**TASK TO COMPLETE**
Using the entries that follow, collect the lines where the word "data" appears.

------------------------------

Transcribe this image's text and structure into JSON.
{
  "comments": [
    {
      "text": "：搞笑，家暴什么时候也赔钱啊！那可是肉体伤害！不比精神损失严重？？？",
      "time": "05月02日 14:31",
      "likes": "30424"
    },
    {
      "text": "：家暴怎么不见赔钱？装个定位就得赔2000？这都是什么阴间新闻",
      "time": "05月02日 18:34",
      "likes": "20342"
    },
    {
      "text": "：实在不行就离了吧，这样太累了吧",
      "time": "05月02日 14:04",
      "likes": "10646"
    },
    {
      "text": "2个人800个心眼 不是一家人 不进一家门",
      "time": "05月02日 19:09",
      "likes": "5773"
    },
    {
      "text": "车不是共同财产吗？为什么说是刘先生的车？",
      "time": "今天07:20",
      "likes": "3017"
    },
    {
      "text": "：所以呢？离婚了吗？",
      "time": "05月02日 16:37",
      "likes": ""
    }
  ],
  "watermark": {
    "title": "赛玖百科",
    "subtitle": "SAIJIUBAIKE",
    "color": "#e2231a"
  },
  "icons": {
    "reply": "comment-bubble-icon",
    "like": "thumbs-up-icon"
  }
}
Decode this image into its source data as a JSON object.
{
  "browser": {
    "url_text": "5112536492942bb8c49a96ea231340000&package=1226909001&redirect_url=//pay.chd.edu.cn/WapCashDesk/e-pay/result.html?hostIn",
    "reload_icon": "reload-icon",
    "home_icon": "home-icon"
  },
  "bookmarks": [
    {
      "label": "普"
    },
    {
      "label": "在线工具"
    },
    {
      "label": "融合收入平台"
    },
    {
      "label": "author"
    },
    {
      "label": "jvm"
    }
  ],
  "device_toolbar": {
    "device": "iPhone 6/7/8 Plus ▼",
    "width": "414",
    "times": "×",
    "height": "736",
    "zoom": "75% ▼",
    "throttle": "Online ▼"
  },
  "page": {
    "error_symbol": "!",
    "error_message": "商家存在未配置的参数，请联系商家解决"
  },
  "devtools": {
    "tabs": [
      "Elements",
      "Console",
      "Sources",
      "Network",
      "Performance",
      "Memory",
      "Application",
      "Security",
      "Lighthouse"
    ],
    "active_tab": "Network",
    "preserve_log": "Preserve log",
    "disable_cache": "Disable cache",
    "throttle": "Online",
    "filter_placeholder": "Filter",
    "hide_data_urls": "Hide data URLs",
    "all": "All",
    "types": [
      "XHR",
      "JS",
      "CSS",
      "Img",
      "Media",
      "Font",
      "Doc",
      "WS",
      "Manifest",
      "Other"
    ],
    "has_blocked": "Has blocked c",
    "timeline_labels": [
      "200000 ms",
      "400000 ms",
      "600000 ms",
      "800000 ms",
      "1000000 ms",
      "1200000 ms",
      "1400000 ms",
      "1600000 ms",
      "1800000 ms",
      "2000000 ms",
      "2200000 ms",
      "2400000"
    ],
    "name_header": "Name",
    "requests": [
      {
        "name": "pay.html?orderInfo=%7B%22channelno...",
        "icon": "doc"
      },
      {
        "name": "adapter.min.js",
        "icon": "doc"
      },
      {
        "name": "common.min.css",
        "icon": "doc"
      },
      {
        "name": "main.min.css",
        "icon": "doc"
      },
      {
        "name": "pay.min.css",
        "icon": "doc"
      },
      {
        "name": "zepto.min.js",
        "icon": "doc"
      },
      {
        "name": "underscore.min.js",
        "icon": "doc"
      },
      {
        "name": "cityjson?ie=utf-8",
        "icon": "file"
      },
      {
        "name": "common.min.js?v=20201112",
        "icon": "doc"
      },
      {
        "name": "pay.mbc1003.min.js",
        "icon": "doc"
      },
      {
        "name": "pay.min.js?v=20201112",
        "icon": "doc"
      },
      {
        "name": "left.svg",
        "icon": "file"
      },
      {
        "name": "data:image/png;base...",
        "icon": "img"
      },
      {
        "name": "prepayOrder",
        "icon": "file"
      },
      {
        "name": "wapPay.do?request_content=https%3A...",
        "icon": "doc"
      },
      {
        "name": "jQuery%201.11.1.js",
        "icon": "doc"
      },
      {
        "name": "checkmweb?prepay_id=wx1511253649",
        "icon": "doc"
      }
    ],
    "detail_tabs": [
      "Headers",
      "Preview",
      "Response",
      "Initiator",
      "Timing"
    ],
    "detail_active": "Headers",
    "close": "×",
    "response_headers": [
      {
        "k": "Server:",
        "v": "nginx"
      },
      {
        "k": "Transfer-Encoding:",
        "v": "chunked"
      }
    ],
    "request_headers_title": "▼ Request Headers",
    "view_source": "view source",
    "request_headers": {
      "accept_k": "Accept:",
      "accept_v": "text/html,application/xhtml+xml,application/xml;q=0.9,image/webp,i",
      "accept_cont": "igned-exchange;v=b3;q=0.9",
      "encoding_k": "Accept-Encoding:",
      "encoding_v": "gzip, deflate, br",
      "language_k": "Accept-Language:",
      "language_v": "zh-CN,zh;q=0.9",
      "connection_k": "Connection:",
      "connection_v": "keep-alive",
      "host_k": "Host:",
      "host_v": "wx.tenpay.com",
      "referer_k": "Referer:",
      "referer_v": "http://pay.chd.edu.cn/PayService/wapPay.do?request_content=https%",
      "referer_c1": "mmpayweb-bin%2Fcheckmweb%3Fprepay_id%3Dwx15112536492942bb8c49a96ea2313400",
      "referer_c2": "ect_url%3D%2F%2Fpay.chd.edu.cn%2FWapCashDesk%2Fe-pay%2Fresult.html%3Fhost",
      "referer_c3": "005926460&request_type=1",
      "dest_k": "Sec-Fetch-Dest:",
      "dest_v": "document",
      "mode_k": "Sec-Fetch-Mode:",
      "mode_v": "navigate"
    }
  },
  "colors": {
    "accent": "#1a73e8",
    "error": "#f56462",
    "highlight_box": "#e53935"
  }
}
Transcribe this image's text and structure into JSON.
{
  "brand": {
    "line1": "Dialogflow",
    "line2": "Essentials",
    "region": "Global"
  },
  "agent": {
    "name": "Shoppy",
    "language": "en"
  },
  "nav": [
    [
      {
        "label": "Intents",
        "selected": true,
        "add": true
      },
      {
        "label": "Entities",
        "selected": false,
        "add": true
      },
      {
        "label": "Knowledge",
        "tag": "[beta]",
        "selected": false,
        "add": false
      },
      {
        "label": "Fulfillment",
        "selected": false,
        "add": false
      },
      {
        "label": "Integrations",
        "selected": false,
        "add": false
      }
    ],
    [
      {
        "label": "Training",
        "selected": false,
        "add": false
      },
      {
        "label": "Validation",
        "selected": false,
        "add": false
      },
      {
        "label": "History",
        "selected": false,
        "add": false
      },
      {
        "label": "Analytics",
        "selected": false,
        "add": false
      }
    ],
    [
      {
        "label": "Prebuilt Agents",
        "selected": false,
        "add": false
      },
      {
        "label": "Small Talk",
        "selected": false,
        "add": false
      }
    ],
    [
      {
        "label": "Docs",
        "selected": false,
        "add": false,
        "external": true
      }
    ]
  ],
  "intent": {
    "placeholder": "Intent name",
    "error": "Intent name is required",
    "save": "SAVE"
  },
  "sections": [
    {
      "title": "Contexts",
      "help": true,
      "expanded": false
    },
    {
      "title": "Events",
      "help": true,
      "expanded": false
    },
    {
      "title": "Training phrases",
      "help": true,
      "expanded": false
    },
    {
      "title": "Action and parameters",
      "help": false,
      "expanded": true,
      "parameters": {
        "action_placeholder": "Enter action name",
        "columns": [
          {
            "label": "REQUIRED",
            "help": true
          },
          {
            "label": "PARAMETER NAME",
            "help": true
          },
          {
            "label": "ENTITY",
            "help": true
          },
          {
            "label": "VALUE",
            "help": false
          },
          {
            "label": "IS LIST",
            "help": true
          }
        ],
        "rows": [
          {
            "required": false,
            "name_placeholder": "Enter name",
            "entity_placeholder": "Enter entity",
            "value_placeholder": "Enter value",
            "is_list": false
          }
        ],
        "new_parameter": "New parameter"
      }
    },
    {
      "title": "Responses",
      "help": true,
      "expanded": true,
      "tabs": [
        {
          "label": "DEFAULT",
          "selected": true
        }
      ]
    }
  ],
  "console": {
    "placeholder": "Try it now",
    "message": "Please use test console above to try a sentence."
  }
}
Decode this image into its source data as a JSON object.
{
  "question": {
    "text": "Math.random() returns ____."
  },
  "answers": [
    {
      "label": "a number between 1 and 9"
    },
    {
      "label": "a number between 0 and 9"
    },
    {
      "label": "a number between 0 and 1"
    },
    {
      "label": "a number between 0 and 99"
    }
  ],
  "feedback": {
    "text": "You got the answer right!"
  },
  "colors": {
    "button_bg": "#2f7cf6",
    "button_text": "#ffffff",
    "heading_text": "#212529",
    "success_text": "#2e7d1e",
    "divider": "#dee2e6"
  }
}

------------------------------

**SOLUTION TO THIS TASK**
Decode this image into its source data as a JSON object.
    "hide_data_urls": "Hide data URLs",
        "name": "data:image/png;base...",
Decode this image into its source data as a JSON object.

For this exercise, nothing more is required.